He meant that the signers of the Declaration of Independence, as well as colonists in general, had to help and support each other or they were doomed. The quote encapsulates the urgency and gravity of the situation in that summer of 1776. Unity was essential to achieving victory in the Revolutionary War. Franklin knew they were committing treason by signing the Declaration. The penalty for treason was hanging, and thus they could literally all die if they did not work together.

Although not nearly as foreboding as in 1776, our situation today is deadly serious. Our country faces another grave crisis. Our collective well-being hangs in the balance, and once again, the imperative of standing united is essential. With no small amount of irony, the requirement of hanging together means that we all must hang [out] separately, that we maintain our physical distance so as to not further spread this terrible disease.

These restrictions in many cases constitute a huge sacrifice. Many businesses, especially small businesses, will likely be wiped out. Many workers will lose their jobs or go many weeks without paychecks. Many cherished social occasions, large and small, will vanish. Indeed, my daughter Elisabeth's wedding to her dear Ray was scheduled for this upcoming Saturday with a hundred family, friends, and special guests. They were forced to cancel their large celebration and instead opted for a private ceremony on the back porch of their new home. They hope to have a festive celebration in the future when things settle down.

In these trying times, I find solace and understanding in the viewpoint of Dr. Lindsay Jernigan.

Try this perspective shift. Instead of seeing "social distancing" and travel bans as panic, try seeing them as acts of mass cooperation intended to protect the collective whole. This plan is not about individuals going into hiding. It's a global deep breath - - - an agreement between humans around the planet to be still. Be still, in hopes that the biggest wave can pass without engulfing too many of the vulnerable amongst us.

Here's a simple yet powerful picture.

One last thought: I find the term "social distancing" to be ill-chosen. I think a better term is "physical distancing" - keeping apart physically while doing as much as we can to maintain and even enhance our social connections. Instead of lamenting the many ways we cannot be physically close, we should be more proactive in using the connective tools at our disposal to be as socially and emotionally close as possible. Let's exercise the many options we have in today's digitally-laced world to stay in touch with each other. Now more than ever, we need to fill the world with love, in every way we can.

We must hang together and bind ourselves together, even while we "hang out" separately.

Wednesday, March 11, 2020



"Those who contemplate the beauty of the earth find reserves of strength that will endure as long as life lasts."  Rachel Carson   

I recently spent the day kayaking the headwaters of the Wekiva River with my niece, Dixie Farnsworth Jamison. Dixie is a professor of nursing in Rexburg, Idaho, and she's smart, thoughtful, interesting, and observant. It was wonderful spending time with her, enjoying some great conversation, and spotting an amazing array of animals on the river.
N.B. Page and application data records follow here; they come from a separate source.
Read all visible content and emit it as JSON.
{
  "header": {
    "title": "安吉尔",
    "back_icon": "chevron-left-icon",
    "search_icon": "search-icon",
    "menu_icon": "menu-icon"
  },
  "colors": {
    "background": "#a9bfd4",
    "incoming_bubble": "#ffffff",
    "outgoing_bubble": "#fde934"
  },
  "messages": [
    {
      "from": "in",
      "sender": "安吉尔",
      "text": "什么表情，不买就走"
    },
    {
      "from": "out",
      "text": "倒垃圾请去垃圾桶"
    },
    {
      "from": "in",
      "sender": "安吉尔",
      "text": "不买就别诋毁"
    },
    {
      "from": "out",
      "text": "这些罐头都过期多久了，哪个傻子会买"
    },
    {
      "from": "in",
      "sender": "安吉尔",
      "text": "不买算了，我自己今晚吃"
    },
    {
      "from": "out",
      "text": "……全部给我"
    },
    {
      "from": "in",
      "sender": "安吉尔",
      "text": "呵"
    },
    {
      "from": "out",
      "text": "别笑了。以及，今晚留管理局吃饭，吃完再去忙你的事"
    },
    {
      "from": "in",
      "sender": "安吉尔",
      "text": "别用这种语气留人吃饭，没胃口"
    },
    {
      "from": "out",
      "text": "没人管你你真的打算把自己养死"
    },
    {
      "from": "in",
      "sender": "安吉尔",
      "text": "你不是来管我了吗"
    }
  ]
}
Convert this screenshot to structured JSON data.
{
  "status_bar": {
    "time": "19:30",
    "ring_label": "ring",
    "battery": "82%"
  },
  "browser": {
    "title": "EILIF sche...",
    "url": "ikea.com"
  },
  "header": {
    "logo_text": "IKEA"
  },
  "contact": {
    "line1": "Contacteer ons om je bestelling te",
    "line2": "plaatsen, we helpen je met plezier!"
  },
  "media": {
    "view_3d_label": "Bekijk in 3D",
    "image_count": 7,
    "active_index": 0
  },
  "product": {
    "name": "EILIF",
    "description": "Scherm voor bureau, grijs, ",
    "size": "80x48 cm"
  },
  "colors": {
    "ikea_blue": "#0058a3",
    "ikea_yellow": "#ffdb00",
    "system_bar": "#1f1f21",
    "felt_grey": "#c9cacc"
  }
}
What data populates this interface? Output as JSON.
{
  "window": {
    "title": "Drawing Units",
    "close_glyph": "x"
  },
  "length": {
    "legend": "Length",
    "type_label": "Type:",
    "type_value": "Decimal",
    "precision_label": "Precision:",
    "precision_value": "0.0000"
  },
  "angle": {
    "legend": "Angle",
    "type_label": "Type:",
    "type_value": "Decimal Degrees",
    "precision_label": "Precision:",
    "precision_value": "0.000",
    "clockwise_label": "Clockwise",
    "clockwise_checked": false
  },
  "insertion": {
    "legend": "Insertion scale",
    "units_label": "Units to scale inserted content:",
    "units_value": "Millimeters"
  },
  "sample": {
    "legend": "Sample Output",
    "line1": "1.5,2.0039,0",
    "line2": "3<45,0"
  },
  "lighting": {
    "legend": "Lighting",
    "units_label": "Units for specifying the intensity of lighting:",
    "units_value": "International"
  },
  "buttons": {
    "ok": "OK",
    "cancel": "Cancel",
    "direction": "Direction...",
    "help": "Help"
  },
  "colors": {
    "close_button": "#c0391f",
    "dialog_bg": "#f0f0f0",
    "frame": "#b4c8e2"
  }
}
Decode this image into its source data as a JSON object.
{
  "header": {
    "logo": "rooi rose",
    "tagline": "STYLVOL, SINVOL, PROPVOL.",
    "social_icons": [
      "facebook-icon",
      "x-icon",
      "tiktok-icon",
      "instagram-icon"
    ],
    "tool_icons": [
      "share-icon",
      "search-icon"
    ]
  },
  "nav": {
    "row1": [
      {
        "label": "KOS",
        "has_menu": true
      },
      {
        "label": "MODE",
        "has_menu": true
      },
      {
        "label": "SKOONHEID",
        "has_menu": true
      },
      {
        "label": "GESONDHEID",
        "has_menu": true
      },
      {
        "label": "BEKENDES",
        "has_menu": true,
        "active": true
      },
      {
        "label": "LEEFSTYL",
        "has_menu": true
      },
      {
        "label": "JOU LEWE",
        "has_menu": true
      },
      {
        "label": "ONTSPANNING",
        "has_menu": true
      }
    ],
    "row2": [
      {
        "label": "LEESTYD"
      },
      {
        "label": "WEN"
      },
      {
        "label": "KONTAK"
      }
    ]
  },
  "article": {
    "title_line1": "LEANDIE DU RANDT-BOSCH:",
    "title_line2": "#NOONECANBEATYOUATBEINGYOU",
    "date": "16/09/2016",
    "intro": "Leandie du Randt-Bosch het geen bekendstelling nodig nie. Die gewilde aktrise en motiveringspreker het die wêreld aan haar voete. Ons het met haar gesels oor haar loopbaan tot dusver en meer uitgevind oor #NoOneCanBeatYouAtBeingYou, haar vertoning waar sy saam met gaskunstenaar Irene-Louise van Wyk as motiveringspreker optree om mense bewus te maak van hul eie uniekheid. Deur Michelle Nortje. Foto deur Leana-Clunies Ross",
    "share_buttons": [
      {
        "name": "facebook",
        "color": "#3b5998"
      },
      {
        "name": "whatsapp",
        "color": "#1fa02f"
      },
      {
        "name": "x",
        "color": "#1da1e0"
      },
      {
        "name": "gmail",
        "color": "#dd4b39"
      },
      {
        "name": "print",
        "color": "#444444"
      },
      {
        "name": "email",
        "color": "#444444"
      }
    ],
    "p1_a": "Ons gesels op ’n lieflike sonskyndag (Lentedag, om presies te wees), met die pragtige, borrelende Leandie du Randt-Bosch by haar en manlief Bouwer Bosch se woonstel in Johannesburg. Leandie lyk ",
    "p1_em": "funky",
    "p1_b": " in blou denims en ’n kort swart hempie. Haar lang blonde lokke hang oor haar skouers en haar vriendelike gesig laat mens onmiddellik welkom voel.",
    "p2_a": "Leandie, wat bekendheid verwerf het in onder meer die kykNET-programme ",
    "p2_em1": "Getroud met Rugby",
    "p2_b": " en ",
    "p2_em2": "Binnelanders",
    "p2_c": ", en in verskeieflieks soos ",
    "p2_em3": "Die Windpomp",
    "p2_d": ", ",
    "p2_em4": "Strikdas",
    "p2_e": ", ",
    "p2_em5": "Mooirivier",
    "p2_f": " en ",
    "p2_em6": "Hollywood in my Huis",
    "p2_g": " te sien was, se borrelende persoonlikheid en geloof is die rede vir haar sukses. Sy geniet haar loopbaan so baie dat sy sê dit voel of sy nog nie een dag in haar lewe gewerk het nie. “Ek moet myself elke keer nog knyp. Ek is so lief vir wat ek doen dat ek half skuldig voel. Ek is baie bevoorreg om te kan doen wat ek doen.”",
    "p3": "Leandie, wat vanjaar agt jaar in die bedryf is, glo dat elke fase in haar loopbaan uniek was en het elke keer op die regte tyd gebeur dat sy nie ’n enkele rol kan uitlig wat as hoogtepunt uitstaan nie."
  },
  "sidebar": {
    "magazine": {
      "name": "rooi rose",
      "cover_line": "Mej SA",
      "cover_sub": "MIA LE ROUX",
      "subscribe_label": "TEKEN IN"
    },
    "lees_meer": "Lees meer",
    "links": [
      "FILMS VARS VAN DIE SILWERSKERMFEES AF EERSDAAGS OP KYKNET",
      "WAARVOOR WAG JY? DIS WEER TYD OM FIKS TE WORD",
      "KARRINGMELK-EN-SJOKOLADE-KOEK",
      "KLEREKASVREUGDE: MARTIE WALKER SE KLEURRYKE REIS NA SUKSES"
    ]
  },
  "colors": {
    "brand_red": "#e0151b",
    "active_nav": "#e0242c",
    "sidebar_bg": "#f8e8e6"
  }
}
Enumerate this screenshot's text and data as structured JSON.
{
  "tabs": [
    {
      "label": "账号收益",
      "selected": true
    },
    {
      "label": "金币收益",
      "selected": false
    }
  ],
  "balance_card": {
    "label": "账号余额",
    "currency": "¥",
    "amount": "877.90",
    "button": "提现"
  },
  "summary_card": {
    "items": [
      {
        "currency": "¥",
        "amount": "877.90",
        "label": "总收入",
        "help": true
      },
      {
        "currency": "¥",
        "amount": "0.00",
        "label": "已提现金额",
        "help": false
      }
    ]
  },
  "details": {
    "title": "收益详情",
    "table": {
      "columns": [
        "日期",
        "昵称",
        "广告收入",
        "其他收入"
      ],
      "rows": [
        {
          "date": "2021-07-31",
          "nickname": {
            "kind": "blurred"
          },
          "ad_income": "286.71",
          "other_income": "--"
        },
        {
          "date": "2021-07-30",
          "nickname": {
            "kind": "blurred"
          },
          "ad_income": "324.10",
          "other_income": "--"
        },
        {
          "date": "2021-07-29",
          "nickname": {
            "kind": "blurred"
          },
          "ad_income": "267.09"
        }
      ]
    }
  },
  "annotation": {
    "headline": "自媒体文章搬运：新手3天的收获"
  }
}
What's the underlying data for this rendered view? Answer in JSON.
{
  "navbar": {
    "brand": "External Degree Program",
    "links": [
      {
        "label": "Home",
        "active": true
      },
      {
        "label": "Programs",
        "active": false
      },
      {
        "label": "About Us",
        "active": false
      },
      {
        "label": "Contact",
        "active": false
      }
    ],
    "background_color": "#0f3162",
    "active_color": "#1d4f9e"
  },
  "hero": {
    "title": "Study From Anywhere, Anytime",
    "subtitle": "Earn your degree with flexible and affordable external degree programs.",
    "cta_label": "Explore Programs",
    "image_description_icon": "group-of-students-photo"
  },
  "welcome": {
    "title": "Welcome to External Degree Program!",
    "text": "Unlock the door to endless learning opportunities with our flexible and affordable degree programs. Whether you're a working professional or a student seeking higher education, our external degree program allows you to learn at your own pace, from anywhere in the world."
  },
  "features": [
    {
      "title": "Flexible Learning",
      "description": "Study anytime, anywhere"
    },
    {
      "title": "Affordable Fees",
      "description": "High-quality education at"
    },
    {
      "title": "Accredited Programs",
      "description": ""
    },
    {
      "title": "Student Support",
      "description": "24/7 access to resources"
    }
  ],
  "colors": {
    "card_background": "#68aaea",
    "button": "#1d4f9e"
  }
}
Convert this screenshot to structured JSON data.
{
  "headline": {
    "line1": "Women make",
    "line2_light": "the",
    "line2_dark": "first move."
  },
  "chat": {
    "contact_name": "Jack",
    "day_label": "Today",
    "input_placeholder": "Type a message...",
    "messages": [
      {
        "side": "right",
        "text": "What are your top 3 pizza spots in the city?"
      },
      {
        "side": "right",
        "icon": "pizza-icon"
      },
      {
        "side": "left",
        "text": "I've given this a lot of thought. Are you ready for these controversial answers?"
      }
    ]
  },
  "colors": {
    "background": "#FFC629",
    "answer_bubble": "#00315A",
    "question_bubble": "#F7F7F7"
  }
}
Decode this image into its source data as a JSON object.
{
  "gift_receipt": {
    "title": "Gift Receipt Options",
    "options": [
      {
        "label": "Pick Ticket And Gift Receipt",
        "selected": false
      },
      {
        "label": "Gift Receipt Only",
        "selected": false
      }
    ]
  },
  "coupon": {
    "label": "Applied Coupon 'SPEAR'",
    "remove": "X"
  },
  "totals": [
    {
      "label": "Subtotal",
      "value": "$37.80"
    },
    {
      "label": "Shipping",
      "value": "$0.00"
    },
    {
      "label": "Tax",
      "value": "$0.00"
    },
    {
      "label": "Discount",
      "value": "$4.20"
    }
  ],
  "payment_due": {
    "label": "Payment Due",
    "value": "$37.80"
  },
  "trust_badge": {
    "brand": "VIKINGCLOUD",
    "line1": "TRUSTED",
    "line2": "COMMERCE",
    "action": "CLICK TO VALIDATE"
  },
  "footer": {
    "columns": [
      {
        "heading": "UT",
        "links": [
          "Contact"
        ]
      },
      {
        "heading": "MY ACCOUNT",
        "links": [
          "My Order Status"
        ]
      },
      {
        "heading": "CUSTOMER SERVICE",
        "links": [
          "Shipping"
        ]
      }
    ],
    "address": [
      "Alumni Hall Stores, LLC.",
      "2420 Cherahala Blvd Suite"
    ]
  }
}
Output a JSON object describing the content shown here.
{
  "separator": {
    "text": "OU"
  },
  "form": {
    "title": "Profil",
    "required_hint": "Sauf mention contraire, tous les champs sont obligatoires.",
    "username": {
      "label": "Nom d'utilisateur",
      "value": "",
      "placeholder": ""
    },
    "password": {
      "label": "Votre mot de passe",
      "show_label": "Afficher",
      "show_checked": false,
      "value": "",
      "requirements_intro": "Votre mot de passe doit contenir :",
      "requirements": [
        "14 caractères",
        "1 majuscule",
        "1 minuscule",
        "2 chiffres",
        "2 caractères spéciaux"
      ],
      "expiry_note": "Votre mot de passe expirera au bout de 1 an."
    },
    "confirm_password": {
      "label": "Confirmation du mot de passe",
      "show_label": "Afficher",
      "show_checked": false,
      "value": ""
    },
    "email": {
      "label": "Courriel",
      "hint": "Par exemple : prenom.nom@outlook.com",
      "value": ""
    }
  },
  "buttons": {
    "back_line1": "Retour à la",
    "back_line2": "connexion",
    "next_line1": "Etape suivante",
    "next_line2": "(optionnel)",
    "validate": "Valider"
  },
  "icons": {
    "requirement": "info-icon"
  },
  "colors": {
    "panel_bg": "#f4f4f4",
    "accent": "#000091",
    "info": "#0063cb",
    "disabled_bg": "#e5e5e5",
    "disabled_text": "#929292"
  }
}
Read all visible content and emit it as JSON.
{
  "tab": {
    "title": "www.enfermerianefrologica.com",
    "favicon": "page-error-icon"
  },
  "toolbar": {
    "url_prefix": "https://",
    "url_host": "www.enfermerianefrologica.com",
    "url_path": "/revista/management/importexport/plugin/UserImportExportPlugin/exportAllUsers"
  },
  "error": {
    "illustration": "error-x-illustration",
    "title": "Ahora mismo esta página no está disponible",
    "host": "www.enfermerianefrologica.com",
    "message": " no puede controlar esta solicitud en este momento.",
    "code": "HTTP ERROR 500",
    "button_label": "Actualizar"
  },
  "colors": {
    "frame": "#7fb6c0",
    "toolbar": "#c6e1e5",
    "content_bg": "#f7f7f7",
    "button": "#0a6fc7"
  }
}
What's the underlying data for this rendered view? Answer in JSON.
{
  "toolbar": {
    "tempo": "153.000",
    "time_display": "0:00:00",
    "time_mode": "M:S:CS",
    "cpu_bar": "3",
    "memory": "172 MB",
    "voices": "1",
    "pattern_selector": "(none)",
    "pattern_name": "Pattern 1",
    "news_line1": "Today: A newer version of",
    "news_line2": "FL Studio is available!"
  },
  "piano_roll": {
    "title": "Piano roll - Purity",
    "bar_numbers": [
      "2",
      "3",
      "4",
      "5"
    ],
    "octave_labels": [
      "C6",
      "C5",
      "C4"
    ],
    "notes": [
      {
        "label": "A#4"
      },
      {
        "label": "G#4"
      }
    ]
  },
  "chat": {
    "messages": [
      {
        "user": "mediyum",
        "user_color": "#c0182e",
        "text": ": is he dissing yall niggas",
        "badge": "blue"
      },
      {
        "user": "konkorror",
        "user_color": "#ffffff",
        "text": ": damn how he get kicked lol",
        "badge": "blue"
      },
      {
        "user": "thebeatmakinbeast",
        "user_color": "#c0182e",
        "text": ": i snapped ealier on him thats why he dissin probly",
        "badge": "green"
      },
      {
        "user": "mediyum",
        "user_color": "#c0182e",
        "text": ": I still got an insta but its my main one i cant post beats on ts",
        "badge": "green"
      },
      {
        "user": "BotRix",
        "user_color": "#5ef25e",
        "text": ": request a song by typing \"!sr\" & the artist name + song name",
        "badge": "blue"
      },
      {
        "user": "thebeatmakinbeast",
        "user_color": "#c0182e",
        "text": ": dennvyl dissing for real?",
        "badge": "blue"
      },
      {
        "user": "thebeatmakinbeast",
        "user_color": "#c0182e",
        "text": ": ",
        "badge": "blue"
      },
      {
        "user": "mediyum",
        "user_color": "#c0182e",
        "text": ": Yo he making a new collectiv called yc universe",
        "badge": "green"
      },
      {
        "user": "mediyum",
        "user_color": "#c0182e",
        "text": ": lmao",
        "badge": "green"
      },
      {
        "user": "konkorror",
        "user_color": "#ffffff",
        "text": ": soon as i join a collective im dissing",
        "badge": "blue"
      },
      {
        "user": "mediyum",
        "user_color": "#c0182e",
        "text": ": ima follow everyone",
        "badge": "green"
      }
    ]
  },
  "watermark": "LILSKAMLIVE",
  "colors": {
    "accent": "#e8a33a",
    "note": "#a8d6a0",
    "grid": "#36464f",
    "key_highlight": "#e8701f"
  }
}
But perhaps the best part was simply being there - basking in the ideal weather, savoring the unhurried and nourishing environment, and absorbing the beauty and energy of this unspoiled setting. What John Muir said about being in nature is true: "Everybody needs beauty as well as bread, places to play in and pray in, where nature may heal and give strength to body and soul."

I'm thankful for Dixie's decision to stay over a few days after her professional conference. I'm even more grateful for her encouragement that I take off work for a day and show her why kayaking down this river is one of our family's favorite things to do in Central Florida. It never disappoints.

It turns out that I truly needed this little adventure. I had allowed the busy-ness of life to get in the way of being in nature. I had forgotten the wise words of author Katrina Mayer: "Time spent amongst trees is never wasted."  

I am newly resolved to find time - no, change that to MAKE TIME - on a consistent basis to get into the woods and discover anew the beauty God built into this amazing planet we live on. I WILL, as Thoreau counseled, "live in each season as it passes; breathe the air, drink the drink, taste the fruit, and resign [my]self to the influence of the earth."

Thanks again, Dixie. Here are some unforgettable sights from that day on the river.